NASHVILLE, Tenn. (WKRN) — In the final hours of the 113th General Assembly, Tennessee Republicans passed two bills that target the transgender community and puts the state at risk of losing billions in federal funding.
According to the fiscal notes provided by the Tennessee General Assembly Fiscal Review Committee, the state could lose more than $2 billion this upcoming fiscal year.
One of the bills would allow teachers and public school employees to not use a student’s preferred pronouns, which according to the fiscal note could violate the U.S. Department of Education’s 2022 rules on gender identity, sexuality and sex-based discrimination.
“Tennessee’s federal awards for education total $1,293,583,239,” according to Fiscal Review Committee Executive Director, Krista Lee Carsner.
The other bill would define the word “sex” in Tennessee Code as, “a person’s immutable biological sex as determined by anatomy and genetics existing at the time of birth.”
According to the fiscal note on the bill, in addition to risking Dept. of Education funding, the bill could jeopardize $750,000,000 in federal grant funding from the Dept. of Health.
However, Rep. Mark Cochran (R—Englewood) said that because of a recent court decision, the Biden Administration’s 2022 rules on gender identity and sexuality don’t apply to Tennessee.

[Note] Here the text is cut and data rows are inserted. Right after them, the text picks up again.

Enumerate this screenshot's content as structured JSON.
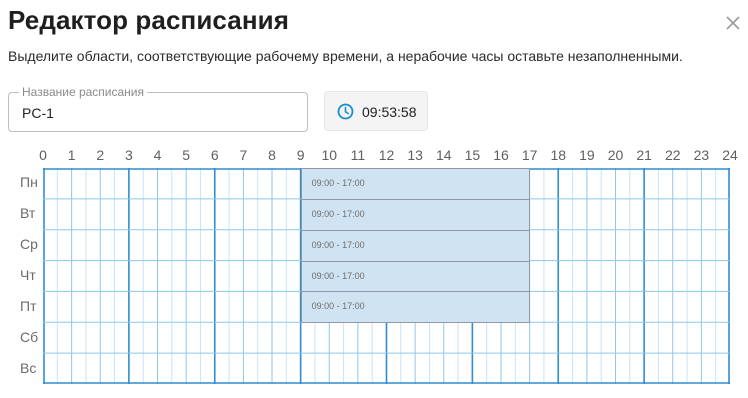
{
  "dialog": {
    "title": "Редактор расписания",
    "close_icon": "close-icon",
    "subtitle": "Выделите области, соответствующие рабочему времени, а нерабочие часы оставьте незаполненными."
  },
  "name_field": {
    "label": "Название расписания",
    "value": "PC-1"
  },
  "clock": {
    "icon": "clock-icon",
    "time": "09:53:58",
    "accent_color": "#1a8fc9"
  },
  "hours": [
    "0",
    "1",
    "2",
    "3",
    "4",
    "5",
    "6",
    "7",
    "8",
    "9",
    "10",
    "11",
    "12",
    "13",
    "14",
    "15",
    "16",
    "17",
    "18",
    "19",
    "20",
    "21",
    "22",
    "23",
    "24"
  ],
  "days": [
    "Пн",
    "Вт",
    "Ср",
    "Чт",
    "Пт",
    "Сб",
    "Вс"
  ],
  "blocks": [
    {
      "day": 0,
      "start": 9,
      "end": 17,
      "label": "09:00 - 17:00"
    },
    {
      "day": 1,
      "start": 9,
      "end": 17,
      "label": "09:00 - 17:00"
    },
    {
      "day": 2,
      "start": 9,
      "end": 17,
      "label": "09:00 - 17:00"
    },
    {
      "day": 3,
      "start": 9,
      "end": 17,
      "label": "09:00 - 17:00"
    },
    {
      "day": 4,
      "start": 9,
      "end": 17,
      "label": "09:00 - 17:00"
    }
  ],
  "colors": {
    "grid_line": "#8ec7ea",
    "grid_major": "#2f8dd0",
    "block_fill": "#cfe3f2",
    "block_border": "#8d9aa5"
  }
}
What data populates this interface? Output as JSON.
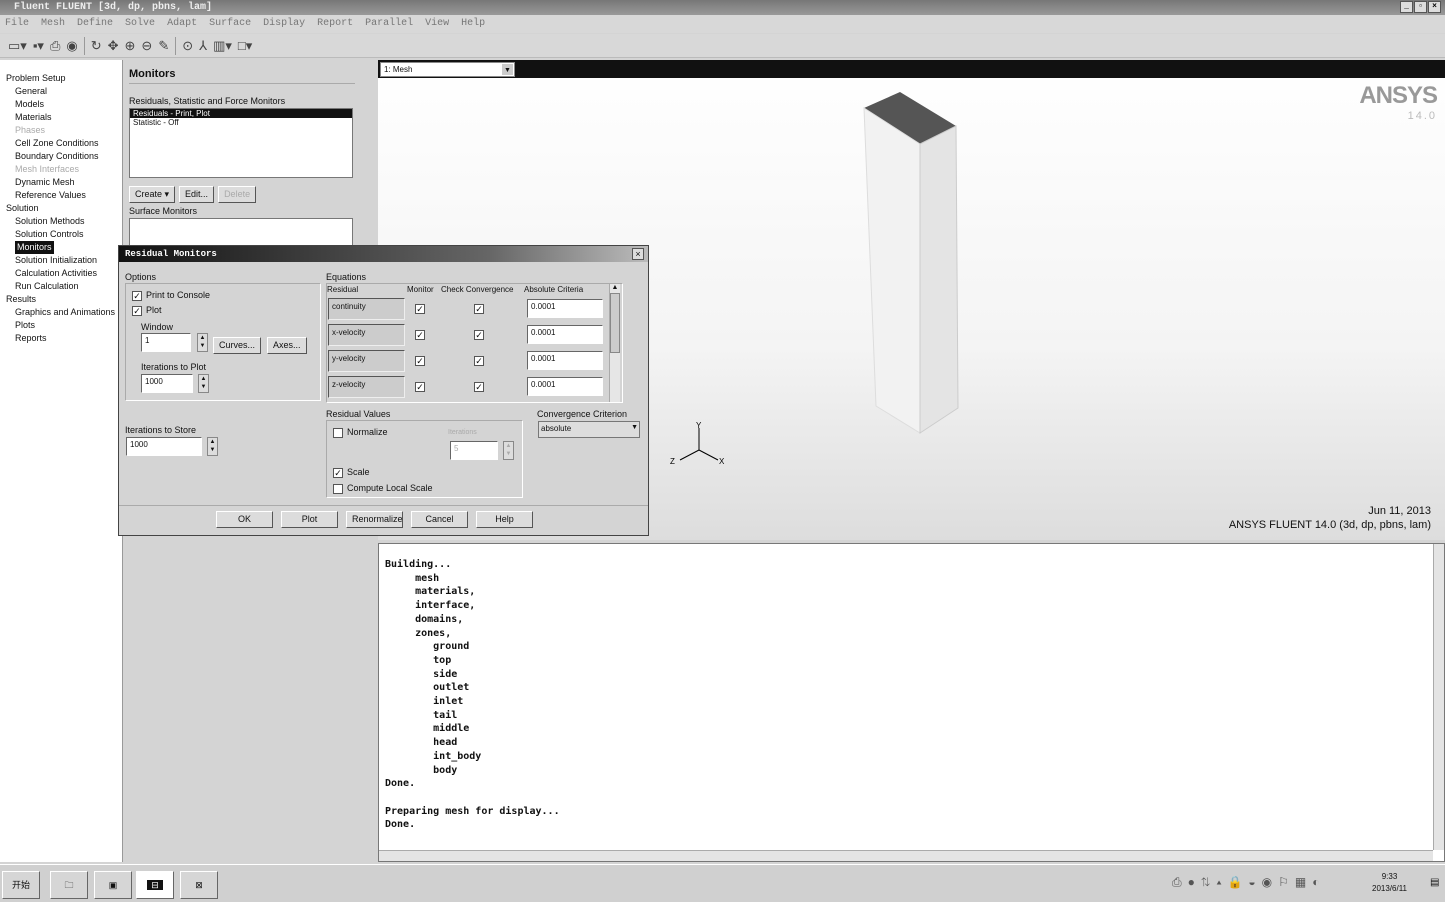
{
  "window": {
    "title": "Fluent FLUENT  [3d, dp, pbns, lam]",
    "controls": [
      "_",
      "▫",
      "×"
    ]
  },
  "menu": [
    "File",
    "Mesh",
    "Define",
    "Solve",
    "Adapt",
    "Surface",
    "Display",
    "Report",
    "Parallel",
    "View",
    "Help"
  ],
  "nav": {
    "sections": [
      {
        "label": "Problem Setup",
        "items": [
          {
            "label": "General"
          },
          {
            "label": "Models"
          },
          {
            "label": "Materials"
          },
          {
            "label": "Phases",
            "disabled": true
          },
          {
            "label": "Cell Zone Conditions"
          },
          {
            "label": "Boundary Conditions"
          },
          {
            "label": "Mesh Interfaces",
            "disabled": true
          },
          {
            "label": "Dynamic Mesh"
          },
          {
            "label": "Reference Values"
          }
        ]
      },
      {
        "label": "Solution",
        "items": [
          {
            "label": "Solution Methods"
          },
          {
            "label": "Solution Controls"
          },
          {
            "label": "Monitors",
            "selected": true
          },
          {
            "label": "Solution Initialization"
          },
          {
            "label": "Calculation Activities"
          },
          {
            "label": "Run Calculation"
          }
        ]
      },
      {
        "label": "Results",
        "items": [
          {
            "label": "Graphics and Animations"
          },
          {
            "label": "Plots"
          },
          {
            "label": "Reports"
          }
        ]
      }
    ]
  },
  "task": {
    "title": "Monitors",
    "monitors_label": "Residuals, Statistic and Force Monitors",
    "monitors": [
      "Residuals - Print, Plot",
      "Statistic - Off"
    ],
    "create": "Create",
    "edit": "Edit...",
    "delete": "Delete",
    "surface_label": "Surface Monitors"
  },
  "graphics": {
    "window_select": "1: Mesh",
    "logo": "ANSYS",
    "version": "14.0",
    "date": "Jun 11, 2013",
    "product": "ANSYS FLUENT 14.0 (3d, dp, pbns, lam)",
    "axes": {
      "x": "X",
      "y": "Y",
      "z": "Z"
    }
  },
  "console": {
    "text": "Building...\n     mesh\n     materials,\n     interface,\n     domains,\n     zones,\n        ground\n        top\n        side\n        outlet\n        inlet\n        tail\n        middle\n        head\n        int_body\n        body\nDone.\n\nPreparing mesh for display...\nDone."
  },
  "dialog": {
    "title": "Residual Monitors",
    "options_label": "Options",
    "print_to_console": "Print to Console",
    "plot": "Plot",
    "window_label": "Window",
    "window_value": "1",
    "curves": "Curves...",
    "axes": "Axes...",
    "iter_plot_label": "Iterations to Plot",
    "iter_plot_value": "1000",
    "iter_store_label": "Iterations to Store",
    "iter_store_value": "1000",
    "equations_label": "Equations",
    "columns": [
      "Residual",
      "Monitor",
      "Check Convergence",
      "Absolute Criteria"
    ],
    "rows": [
      {
        "residual": "continuity",
        "criteria": "0.0001"
      },
      {
        "residual": "x-velocity",
        "criteria": "0.0001"
      },
      {
        "residual": "y-velocity",
        "criteria": "0.0001"
      },
      {
        "residual": "z-velocity",
        "criteria": "0.0001"
      }
    ],
    "residual_values_label": "Residual Values",
    "normalize": "Normalize",
    "iterations_label": "Iterations",
    "iterations_value": "5",
    "scale": "Scale",
    "compute_local_scale": "Compute Local Scale",
    "conv_label": "Convergence Criterion",
    "conv_value": "absolute",
    "buttons": [
      "OK",
      "Plot",
      "Renormalize",
      "Cancel",
      "Help"
    ]
  },
  "taskbar": {
    "start": "开始",
    "clock_time": "9:33",
    "clock_date": "2013/6/11"
  }
}
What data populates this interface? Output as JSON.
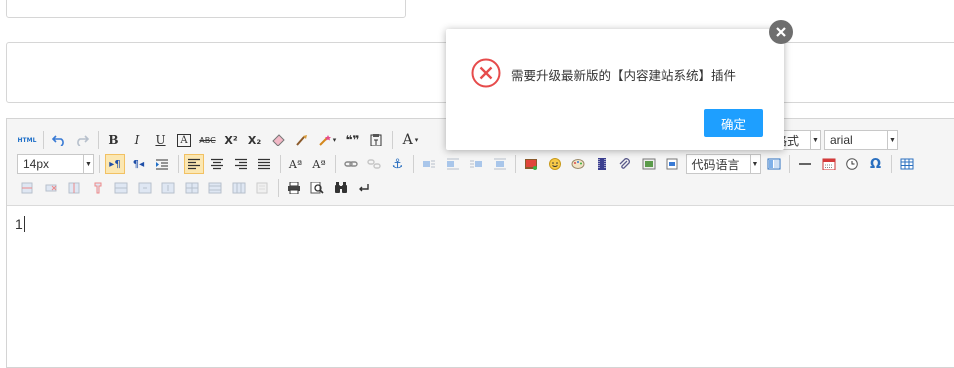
{
  "editor": {
    "toolbar": {
      "font_size": "14px",
      "paragraph_format": "段落格式",
      "font_family": "arial",
      "code_language": "代码语言",
      "icons": {
        "html": "HTML",
        "bold": "B",
        "italic": "I",
        "underline": "U",
        "font_border": "A",
        "strikethrough": "ABC",
        "superscript": "X²",
        "subscript": "X₂",
        "blockquote": "❝❞",
        "forecolor": "A",
        "omega": "Ω"
      }
    },
    "content": "1"
  },
  "dialog": {
    "message": "需要升级最新版的【内容建站系统】插件",
    "confirm_label": "确定",
    "colors": {
      "accent": "#1e9fff",
      "error": "#e64b4b"
    }
  }
}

“I refer you to Tennessee v The Department of Education,” Cochran said when asked about the funding risk.
“It seems the Fiscal Committee didn’t get that memo because federal dollars would be at risk, so they evidently disagree with you,” responded Rep. GA Hardaway (D—Memphis).
When Democrats said his bill allows teachers to bully transgender students, Cochran said that is not the intention of the legislation.
“It does protect our teachers from bullying from some of the greatest perpetrators of the act in human history, the ‘woke left,'” Cochran said.
Cochran’s Republican colleagues not only voted for his bill but also applauded him for fighting for the legislation.
“Legislation like this to protects individual rights, honors God, promotes a Christian world view, it’s why Tennessee is growing economically and by population,” said Rep. Rusty Grills (R—Newbern).
Regarding the legislation defining the word “sex” in the Tennessee code, sponsor Rep. Gino Bulso (R—Brentwood) said it is “good policy.”
“What this bill does is it recognizes the importance of the family, which is the bedrock of our society and civilization and attempts to undermine the family through legislation is frankly at the root of this plague of violence that is throughout our entire nation right now,” Bulso said.
However, Rep. John Ray Clemmons (D—Nashville) said that Bulso’s views on “family” aren’t relevant to his legislation.
“His theological views are not pertinent to the definition of ‘sex’ in this context,” Rep. Clemmons said.
Both pieces of legislation passed with more than 70 votes in the House out of a total of 99 members and will now head to the governor’s desk.